Source data:
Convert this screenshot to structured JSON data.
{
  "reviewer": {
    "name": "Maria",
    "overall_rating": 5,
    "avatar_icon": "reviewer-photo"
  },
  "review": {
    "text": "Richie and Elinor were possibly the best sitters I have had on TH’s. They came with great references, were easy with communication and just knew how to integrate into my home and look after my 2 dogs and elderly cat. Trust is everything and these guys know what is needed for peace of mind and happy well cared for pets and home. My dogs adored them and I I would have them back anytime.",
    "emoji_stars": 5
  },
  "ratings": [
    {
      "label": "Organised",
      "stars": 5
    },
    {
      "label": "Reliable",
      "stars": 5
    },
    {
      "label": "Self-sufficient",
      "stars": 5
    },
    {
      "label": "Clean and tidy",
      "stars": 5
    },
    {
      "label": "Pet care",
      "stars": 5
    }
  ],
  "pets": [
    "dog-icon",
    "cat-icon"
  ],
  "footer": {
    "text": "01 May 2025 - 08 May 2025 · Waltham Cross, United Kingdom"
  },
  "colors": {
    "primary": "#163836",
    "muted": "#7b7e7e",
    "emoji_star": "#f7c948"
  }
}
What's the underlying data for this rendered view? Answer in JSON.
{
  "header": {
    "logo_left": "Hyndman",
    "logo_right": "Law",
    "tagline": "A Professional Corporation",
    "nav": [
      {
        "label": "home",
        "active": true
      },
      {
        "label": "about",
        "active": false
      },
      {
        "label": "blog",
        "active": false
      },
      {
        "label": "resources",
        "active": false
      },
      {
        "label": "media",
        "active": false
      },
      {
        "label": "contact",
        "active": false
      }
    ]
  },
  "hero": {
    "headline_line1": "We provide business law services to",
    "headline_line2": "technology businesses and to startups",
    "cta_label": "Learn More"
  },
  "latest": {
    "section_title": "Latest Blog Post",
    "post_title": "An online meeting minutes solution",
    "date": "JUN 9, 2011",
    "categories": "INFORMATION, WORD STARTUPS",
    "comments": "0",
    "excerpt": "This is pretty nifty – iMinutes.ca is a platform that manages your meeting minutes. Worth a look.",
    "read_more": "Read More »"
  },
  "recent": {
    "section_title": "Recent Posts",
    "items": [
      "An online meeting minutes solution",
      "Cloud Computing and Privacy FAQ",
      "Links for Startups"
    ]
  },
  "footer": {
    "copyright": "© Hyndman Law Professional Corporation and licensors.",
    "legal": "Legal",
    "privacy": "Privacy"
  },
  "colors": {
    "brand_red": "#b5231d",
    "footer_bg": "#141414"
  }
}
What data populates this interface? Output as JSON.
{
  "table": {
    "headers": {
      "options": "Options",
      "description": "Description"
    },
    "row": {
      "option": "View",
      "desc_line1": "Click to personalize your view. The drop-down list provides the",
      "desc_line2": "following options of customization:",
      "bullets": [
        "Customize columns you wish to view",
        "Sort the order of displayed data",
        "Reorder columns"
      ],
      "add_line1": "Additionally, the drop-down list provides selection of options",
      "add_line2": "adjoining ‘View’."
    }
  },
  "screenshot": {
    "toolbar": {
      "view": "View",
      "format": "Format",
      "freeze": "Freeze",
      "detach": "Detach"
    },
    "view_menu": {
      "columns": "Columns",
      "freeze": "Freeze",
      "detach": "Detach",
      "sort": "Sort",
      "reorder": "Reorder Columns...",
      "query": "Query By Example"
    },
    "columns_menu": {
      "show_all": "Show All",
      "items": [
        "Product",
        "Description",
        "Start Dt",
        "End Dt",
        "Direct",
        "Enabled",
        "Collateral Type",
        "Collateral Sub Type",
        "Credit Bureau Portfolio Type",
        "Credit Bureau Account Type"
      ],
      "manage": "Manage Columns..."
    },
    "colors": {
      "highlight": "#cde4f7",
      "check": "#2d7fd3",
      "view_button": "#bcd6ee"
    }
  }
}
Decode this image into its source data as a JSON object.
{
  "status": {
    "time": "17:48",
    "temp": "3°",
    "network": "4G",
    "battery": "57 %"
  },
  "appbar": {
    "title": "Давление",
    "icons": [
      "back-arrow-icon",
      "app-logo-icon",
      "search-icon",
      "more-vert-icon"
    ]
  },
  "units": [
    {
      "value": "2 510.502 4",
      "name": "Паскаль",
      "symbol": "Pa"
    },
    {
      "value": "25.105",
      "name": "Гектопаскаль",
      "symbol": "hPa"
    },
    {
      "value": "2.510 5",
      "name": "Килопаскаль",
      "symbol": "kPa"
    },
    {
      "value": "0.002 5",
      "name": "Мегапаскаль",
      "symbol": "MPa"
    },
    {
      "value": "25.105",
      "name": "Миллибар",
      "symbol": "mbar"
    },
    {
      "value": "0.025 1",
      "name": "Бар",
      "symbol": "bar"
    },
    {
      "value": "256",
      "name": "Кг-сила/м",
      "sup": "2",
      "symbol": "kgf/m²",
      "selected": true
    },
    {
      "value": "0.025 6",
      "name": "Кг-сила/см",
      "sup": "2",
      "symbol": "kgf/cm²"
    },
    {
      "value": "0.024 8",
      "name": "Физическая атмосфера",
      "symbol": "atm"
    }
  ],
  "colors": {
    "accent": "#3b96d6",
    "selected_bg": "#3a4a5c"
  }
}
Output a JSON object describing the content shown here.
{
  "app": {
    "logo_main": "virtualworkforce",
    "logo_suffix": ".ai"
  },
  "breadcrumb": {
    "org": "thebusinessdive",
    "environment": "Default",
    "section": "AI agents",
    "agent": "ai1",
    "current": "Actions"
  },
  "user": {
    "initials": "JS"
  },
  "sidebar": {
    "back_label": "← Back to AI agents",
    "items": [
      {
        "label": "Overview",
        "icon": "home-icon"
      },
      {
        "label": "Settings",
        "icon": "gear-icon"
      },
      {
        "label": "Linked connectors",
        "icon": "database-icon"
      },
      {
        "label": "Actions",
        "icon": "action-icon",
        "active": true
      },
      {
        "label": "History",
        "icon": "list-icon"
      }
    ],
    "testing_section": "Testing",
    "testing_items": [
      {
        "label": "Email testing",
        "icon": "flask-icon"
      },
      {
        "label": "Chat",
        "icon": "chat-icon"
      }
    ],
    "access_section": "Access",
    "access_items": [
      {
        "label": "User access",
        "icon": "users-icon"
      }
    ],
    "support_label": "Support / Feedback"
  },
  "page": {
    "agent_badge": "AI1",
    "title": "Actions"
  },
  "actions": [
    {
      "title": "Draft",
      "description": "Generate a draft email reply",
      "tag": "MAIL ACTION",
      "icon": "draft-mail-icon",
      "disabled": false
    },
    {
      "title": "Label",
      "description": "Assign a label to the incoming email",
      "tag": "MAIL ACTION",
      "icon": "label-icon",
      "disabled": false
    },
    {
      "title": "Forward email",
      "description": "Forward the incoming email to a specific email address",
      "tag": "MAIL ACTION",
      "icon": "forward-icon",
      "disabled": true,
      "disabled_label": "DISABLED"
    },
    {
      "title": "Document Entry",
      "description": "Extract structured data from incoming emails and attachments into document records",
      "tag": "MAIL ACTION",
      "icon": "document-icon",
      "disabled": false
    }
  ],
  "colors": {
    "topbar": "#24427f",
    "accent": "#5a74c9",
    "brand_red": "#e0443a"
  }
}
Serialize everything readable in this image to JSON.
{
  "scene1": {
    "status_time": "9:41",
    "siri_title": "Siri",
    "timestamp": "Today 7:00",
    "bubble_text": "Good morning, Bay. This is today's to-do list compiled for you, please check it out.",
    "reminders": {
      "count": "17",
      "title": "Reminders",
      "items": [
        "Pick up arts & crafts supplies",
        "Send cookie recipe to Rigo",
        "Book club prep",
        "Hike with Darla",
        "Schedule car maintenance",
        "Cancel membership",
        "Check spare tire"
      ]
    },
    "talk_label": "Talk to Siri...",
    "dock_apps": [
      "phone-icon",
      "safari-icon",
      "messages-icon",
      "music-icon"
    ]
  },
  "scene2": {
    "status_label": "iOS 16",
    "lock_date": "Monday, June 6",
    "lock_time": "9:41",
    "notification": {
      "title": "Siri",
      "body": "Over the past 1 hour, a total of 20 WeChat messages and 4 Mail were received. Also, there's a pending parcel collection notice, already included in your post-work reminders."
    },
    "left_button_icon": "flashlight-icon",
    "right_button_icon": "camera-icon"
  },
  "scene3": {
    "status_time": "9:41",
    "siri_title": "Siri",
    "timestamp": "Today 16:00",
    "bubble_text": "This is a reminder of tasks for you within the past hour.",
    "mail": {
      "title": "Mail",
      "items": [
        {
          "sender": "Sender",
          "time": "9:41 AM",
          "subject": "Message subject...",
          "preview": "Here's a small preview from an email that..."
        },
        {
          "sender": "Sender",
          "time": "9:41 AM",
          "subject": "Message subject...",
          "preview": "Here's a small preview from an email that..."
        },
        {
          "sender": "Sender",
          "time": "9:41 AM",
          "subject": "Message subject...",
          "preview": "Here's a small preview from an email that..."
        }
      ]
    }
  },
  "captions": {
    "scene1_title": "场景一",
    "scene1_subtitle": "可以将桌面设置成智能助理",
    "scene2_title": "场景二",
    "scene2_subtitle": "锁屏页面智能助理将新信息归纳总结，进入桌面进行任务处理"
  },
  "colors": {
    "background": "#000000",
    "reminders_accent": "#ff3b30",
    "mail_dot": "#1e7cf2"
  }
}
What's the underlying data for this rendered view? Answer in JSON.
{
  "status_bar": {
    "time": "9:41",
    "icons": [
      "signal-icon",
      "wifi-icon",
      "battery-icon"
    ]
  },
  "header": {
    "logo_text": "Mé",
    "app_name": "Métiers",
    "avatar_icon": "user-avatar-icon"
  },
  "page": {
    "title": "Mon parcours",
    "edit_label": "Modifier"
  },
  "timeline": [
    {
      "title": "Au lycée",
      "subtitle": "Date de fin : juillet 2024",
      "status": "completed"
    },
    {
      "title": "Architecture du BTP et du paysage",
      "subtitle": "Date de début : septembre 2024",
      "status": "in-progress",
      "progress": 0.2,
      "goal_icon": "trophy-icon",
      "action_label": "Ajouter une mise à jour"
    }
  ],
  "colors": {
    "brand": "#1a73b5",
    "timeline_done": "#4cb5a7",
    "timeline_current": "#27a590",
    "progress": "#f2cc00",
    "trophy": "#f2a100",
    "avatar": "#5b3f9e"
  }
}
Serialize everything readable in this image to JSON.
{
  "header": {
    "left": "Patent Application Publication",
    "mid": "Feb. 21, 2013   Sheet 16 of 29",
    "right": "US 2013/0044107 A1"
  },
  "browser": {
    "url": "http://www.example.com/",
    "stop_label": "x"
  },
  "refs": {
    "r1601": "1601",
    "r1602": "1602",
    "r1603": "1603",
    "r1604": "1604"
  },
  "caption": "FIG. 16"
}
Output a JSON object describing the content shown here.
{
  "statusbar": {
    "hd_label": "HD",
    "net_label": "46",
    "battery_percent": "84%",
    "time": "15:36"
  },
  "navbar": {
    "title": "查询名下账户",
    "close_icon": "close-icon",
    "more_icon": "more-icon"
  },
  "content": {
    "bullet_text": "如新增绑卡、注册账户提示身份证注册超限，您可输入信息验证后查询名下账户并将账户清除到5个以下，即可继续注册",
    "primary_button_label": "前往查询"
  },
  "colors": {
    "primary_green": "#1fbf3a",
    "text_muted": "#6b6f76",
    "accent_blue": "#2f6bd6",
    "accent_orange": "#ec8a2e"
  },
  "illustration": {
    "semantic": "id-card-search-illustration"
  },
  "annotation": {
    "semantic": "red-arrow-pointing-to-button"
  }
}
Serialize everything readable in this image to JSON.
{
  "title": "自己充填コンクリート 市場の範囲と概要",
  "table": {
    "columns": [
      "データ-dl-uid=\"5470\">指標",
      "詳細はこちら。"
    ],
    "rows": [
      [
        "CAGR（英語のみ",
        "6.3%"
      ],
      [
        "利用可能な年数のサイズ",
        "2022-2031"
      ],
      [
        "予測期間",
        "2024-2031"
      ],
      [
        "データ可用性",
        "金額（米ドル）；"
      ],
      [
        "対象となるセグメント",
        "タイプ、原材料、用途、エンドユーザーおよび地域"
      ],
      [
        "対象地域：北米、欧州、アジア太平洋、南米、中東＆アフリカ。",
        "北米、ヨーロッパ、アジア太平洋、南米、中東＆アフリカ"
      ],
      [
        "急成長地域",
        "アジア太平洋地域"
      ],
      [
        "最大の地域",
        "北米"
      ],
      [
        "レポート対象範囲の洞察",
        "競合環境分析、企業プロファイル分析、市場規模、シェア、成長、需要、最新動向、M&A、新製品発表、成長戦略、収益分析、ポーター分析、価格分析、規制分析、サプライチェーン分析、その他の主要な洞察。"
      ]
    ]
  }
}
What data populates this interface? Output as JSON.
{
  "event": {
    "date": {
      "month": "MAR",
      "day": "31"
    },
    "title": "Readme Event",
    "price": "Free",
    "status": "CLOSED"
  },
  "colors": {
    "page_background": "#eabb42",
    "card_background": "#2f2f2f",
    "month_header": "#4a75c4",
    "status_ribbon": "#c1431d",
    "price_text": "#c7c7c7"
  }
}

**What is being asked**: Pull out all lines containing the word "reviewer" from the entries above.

**Finished exercise**:
  "reviewer": {
    "avatar_icon": "reviewer-photo"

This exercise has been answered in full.